--- Data shown Enclosed Below ---
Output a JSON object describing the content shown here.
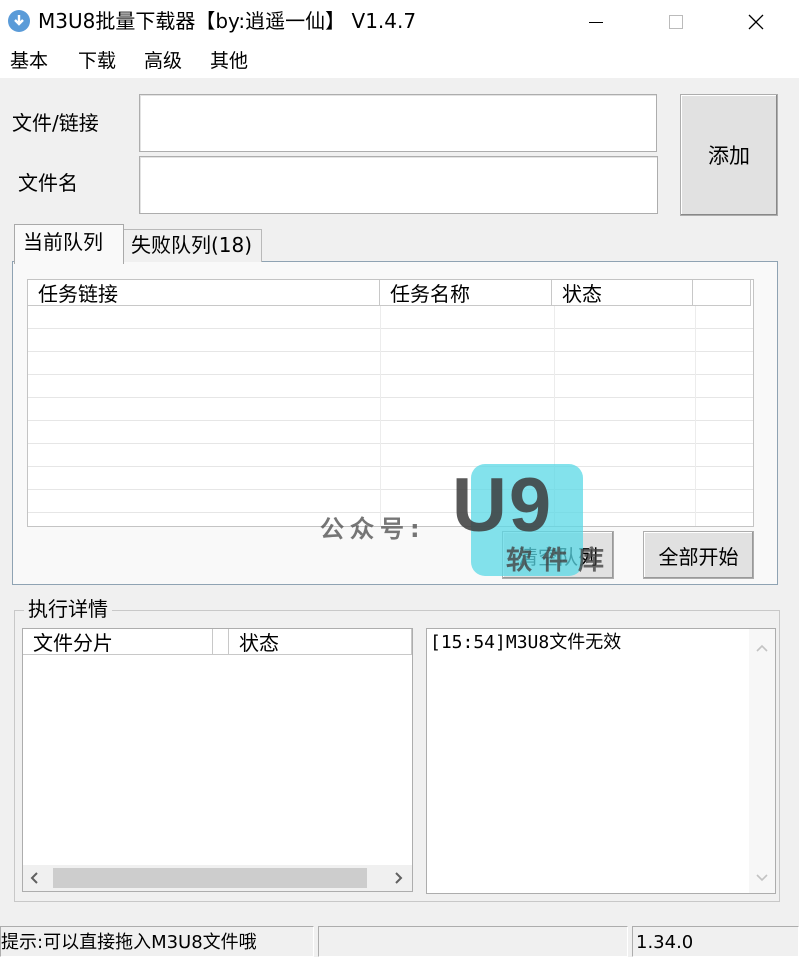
{
  "window": {
    "title": "M3U8批量下载器【by:逍遥一仙】 V1.4.7",
    "controls": [
      "minimize",
      "maximize",
      "close"
    ]
  },
  "menu": {
    "items": [
      "基本",
      "下载",
      "高级",
      "其他"
    ]
  },
  "form": {
    "file_link_label": "文件/链接",
    "file_link_value": "",
    "file_name_label": "文件名",
    "file_name_value": "",
    "add_button_label": "添加"
  },
  "tabs": [
    {
      "label": "当前队列",
      "active": true
    },
    {
      "label": "失败队列(18)",
      "active": false
    }
  ],
  "queue_table": {
    "columns": [
      "任务链接",
      "任务名称",
      "状态",
      ""
    ],
    "rows": []
  },
  "buttons": {
    "clear_queue": "清空队列",
    "start_all": "全部开始"
  },
  "details": {
    "group_label": "执行详情",
    "fragment_columns": [
      "文件分片",
      "",
      "状态"
    ],
    "log_lines": [
      "[15:54]M3U8文件无效"
    ]
  },
  "statusbar": {
    "hint": "提示:可以直接拖入M3U8文件哦",
    "middle": "",
    "version": "1.34.0"
  },
  "watermark": {
    "left_text": "公众号:",
    "logo_text": "U9",
    "bottom_text": "软件库"
  },
  "colors": {
    "app_icon": "#5a9bd8",
    "watermark_cyan": "#5ad8e6"
  }
}
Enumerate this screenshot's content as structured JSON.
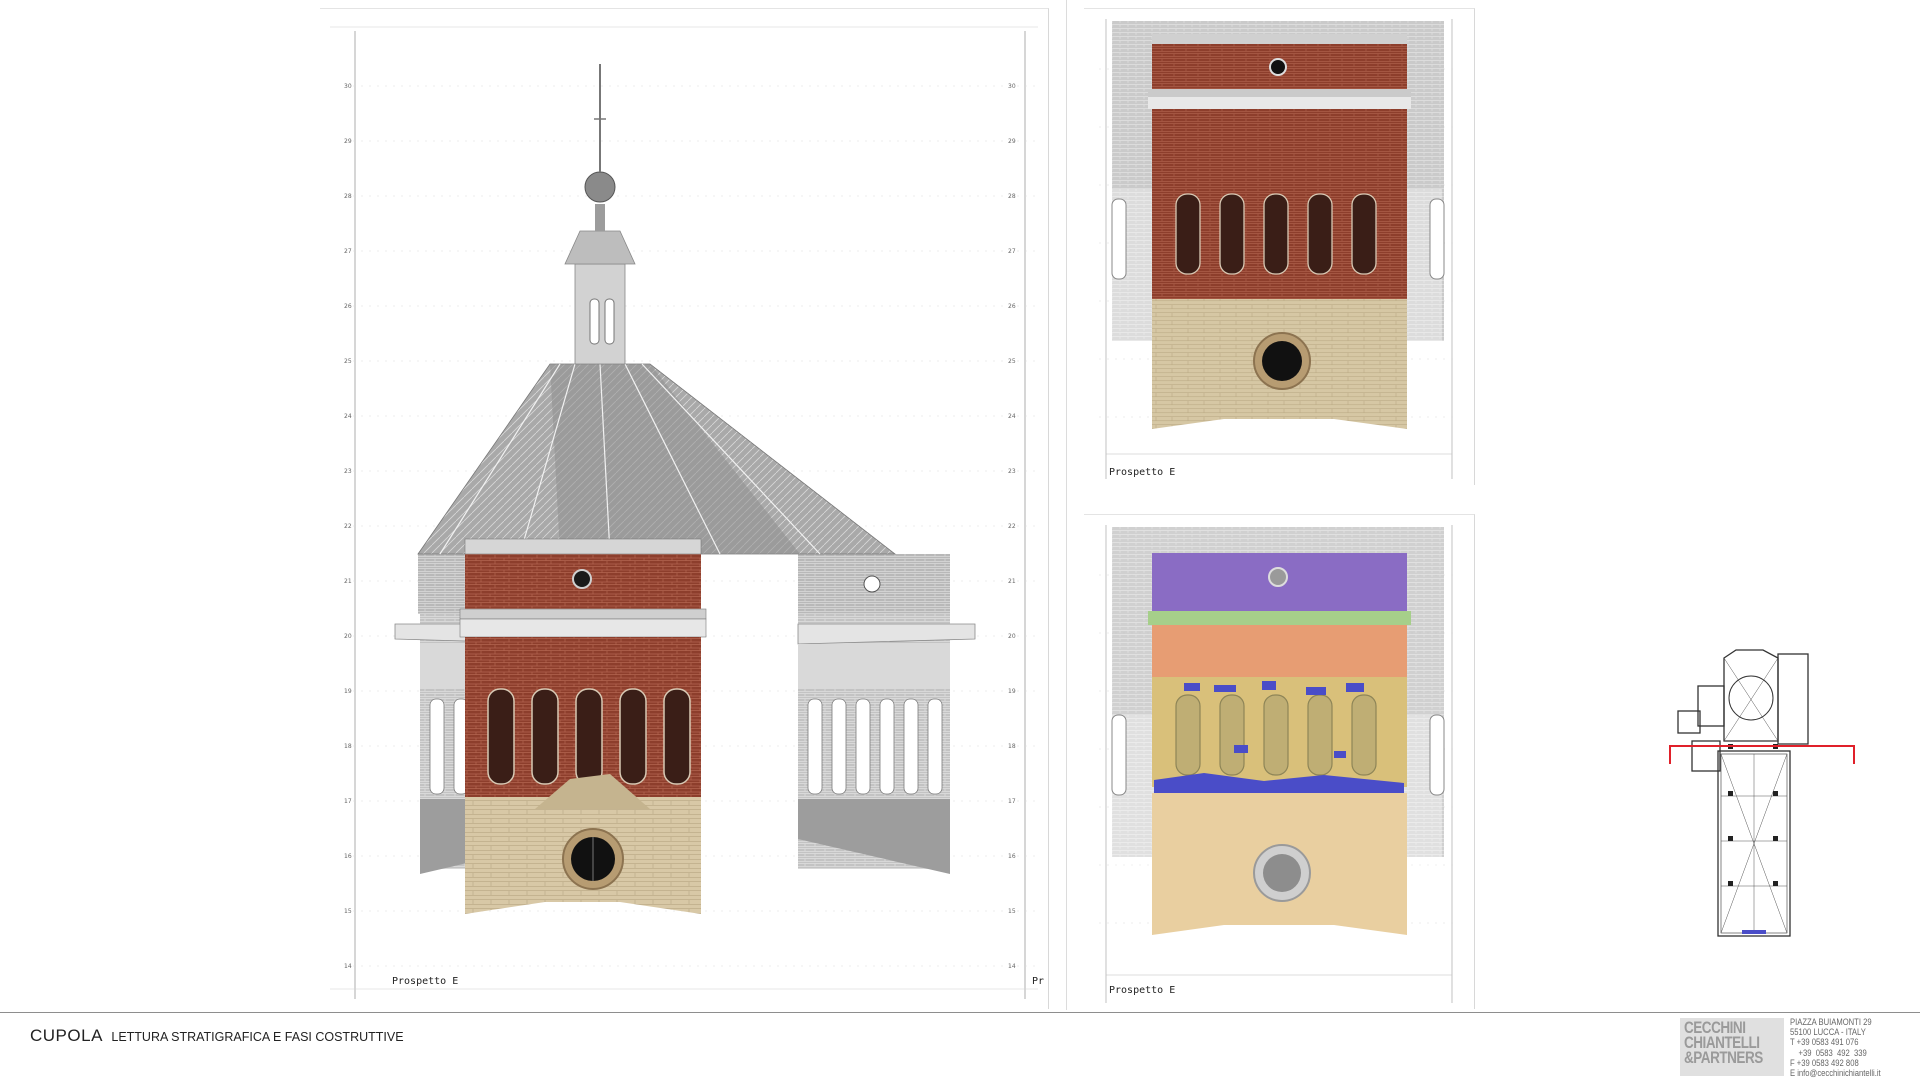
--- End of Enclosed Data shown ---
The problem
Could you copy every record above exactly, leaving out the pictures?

Answer space
Output a JSON object describing the content shown here.
{
  "window": {
    "title": "M3U8批量下载器【by:逍遥一仙】 V1.4.7",
    "controls": [
      "minimize",
      "maximize",
      "close"
    ]
  },
  "menu": {
    "items": [
      "基本",
      "下载",
      "高级",
      "其他"
    ]
  },
  "form": {
    "file_link_label": "文件/链接",
    "file_link_value": "",
    "file_name_label": "文件名",
    "file_name_value": "",
    "add_button_label": "添加"
  },
  "tabs": [
    {
      "label": "当前队列",
      "active": true
    },
    {
      "label": "失败队列(18)",
      "active": false
    }
  ],
  "queue_table": {
    "columns": [
      "任务链接",
      "任务名称",
      "状态",
      ""
    ],
    "rows": []
  },
  "buttons": {
    "clear_queue": "清空队列",
    "start_all": "全部开始"
  },
  "details": {
    "group_label": "执行详情",
    "fragment_columns": [
      "文件分片",
      "",
      "状态"
    ],
    "log_lines": [
      "[15:54]M3U8文件无效"
    ]
  },
  "statusbar": {
    "hint": "提示:可以直接拖入M3U8文件哦",
    "middle": "",
    "version": "1.34.0"
  },
  "watermark": {
    "left_text": "公众号:",
    "logo_text": "U9",
    "bottom_text": "软件库"
  },
  "colors": {
    "app_icon": "#5a9bd8",
    "watermark_cyan": "#5ad8e6"
  }
}
Enumerate this screenshot's content as structured JSON.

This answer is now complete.